----- Provided material

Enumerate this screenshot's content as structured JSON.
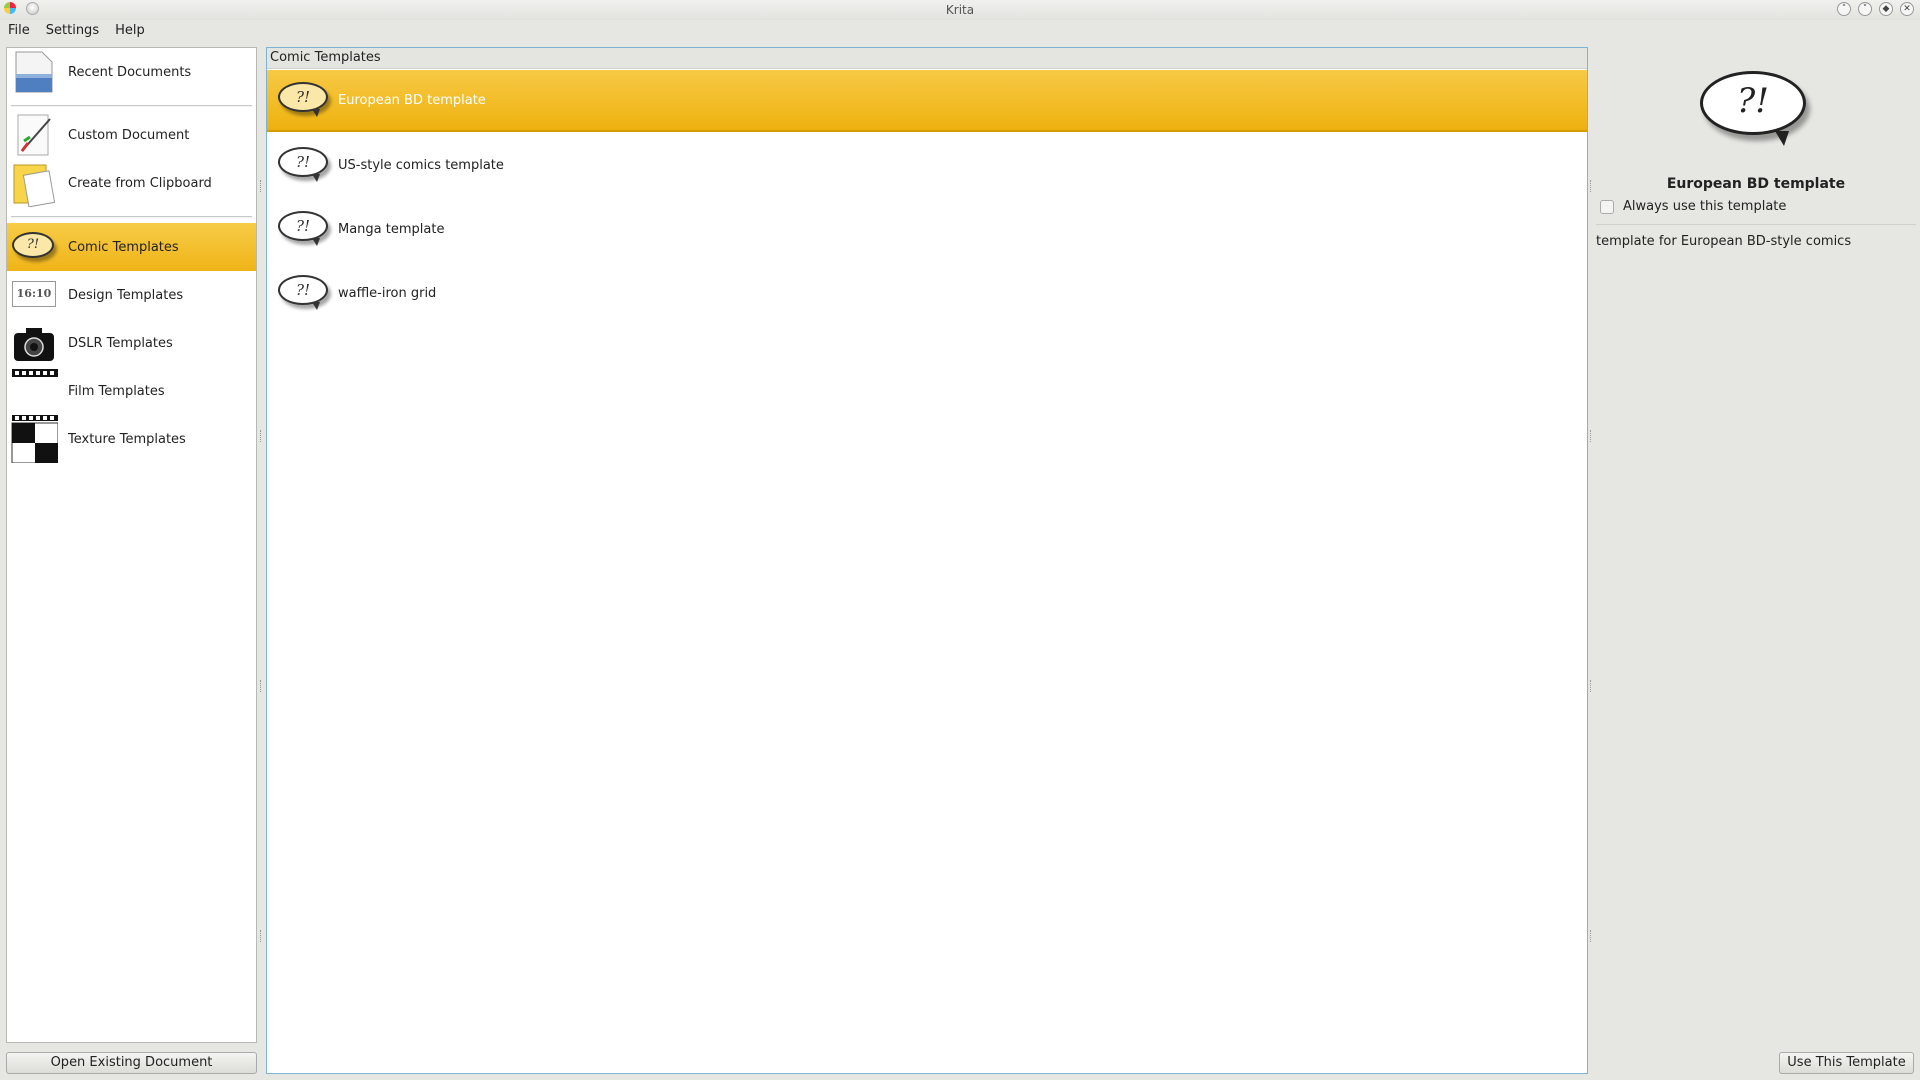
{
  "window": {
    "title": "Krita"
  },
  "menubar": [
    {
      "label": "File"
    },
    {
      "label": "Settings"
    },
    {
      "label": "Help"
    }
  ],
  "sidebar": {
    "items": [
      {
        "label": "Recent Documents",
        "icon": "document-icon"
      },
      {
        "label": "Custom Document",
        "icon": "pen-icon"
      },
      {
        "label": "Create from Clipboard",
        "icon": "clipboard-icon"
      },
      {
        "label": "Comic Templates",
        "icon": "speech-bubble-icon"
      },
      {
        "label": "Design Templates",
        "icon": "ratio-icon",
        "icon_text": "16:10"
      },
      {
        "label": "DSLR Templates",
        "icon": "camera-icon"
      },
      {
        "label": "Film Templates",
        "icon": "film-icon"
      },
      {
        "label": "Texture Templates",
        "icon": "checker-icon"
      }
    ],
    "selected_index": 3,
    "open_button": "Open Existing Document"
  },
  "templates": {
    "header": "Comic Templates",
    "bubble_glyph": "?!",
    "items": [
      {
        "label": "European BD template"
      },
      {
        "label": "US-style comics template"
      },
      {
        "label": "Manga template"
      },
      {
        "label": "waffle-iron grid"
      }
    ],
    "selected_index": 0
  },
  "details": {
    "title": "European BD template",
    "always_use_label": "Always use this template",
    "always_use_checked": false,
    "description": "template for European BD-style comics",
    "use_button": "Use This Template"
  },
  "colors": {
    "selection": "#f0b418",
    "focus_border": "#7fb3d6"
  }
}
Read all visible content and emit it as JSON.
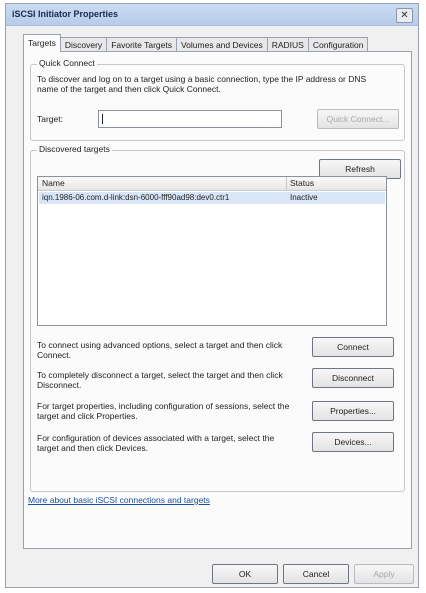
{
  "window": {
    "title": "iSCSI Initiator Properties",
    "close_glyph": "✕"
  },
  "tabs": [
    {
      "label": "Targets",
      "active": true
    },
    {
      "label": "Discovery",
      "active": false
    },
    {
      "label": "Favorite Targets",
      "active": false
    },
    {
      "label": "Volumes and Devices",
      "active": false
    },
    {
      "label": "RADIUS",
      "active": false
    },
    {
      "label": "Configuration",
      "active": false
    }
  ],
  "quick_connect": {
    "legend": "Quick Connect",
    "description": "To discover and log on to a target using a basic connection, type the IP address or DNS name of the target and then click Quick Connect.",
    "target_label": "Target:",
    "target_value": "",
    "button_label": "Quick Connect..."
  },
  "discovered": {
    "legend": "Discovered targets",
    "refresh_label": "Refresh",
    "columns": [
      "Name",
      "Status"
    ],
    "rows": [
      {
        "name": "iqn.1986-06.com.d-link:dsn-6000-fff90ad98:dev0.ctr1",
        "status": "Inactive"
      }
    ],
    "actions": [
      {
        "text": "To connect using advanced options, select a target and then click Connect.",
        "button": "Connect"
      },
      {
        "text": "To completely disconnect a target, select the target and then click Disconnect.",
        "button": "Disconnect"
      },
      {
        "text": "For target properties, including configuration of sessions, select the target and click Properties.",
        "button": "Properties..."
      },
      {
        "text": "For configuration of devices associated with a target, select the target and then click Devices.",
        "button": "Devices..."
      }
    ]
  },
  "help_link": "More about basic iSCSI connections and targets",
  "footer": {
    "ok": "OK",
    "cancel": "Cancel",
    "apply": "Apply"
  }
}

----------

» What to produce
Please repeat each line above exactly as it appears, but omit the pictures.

» Your response
Enumerate this screenshot's content as structured JSON.
{
  "window": {
    "title": "Krita"
  },
  "menubar": [
    {
      "label": "File"
    },
    {
      "label": "Settings"
    },
    {
      "label": "Help"
    }
  ],
  "sidebar": {
    "items": [
      {
        "label": "Recent Documents",
        "icon": "document-icon"
      },
      {
        "label": "Custom Document",
        "icon": "pen-icon"
      },
      {
        "label": "Create from Clipboard",
        "icon": "clipboard-icon"
      },
      {
        "label": "Comic Templates",
        "icon": "speech-bubble-icon"
      },
      {
        "label": "Design Templates",
        "icon": "ratio-icon",
        "icon_text": "16:10"
      },
      {
        "label": "DSLR Templates",
        "icon": "camera-icon"
      },
      {
        "label": "Film Templates",
        "icon": "film-icon"
      },
      {
        "label": "Texture Templates",
        "icon": "checker-icon"
      }
    ],
    "selected_index": 3,
    "open_button": "Open Existing Document"
  },
  "templates": {
    "header": "Comic Templates",
    "bubble_glyph": "?!",
    "items": [
      {
        "label": "European BD template"
      },
      {
        "label": "US-style comics template"
      },
      {
        "label": "Manga template"
      },
      {
        "label": "waffle-iron grid"
      }
    ],
    "selected_index": 0
  },
  "details": {
    "title": "European BD template",
    "always_use_label": "Always use this template",
    "always_use_checked": false,
    "description": "template for European BD-style comics",
    "use_button": "Use This Template"
  },
  "colors": {
    "selection": "#f0b418",
    "focus_border": "#7fb3d6"
  }
}
Read all visible content and emit it as JSON.
{
  "window": {
    "title": "iSCSI Initiator Properties",
    "close_glyph": "✕"
  },
  "tabs": [
    {
      "label": "Targets",
      "active": true
    },
    {
      "label": "Discovery",
      "active": false
    },
    {
      "label": "Favorite Targets",
      "active": false
    },
    {
      "label": "Volumes and Devices",
      "active": false
    },
    {
      "label": "RADIUS",
      "active": false
    },
    {
      "label": "Configuration",
      "active": false
    }
  ],
  "quick_connect": {
    "legend": "Quick Connect",
    "description": "To discover and log on to a target using a basic connection, type the IP address or DNS name of the target and then click Quick Connect.",
    "target_label": "Target:",
    "target_value": "",
    "button_label": "Quick Connect..."
  },
  "discovered": {
    "legend": "Discovered targets",
    "refresh_label": "Refresh",
    "columns": [
      "Name",
      "Status"
    ],
    "rows": [
      {
        "name": "iqn.1986-06.com.d-link:dsn-6000-fff90ad98:dev0.ctr1",
        "status": "Inactive"
      }
    ],
    "actions": [
      {
        "text": "To connect using advanced options, select a target and then click Connect.",
        "button": "Connect"
      },
      {
        "text": "To completely disconnect a target, select the target and then click Disconnect.",
        "button": "Disconnect"
      },
      {
        "text": "For target properties, including configuration of sessions, select the target and click Properties.",
        "button": "Properties..."
      },
      {
        "text": "For configuration of devices associated with a target, select the target and then click Devices.",
        "button": "Devices..."
      }
    ]
  },
  "help_link": "More about basic iSCSI connections and targets",
  "footer": {
    "ok": "OK",
    "cancel": "Cancel",
    "apply": "Apply"
  }
}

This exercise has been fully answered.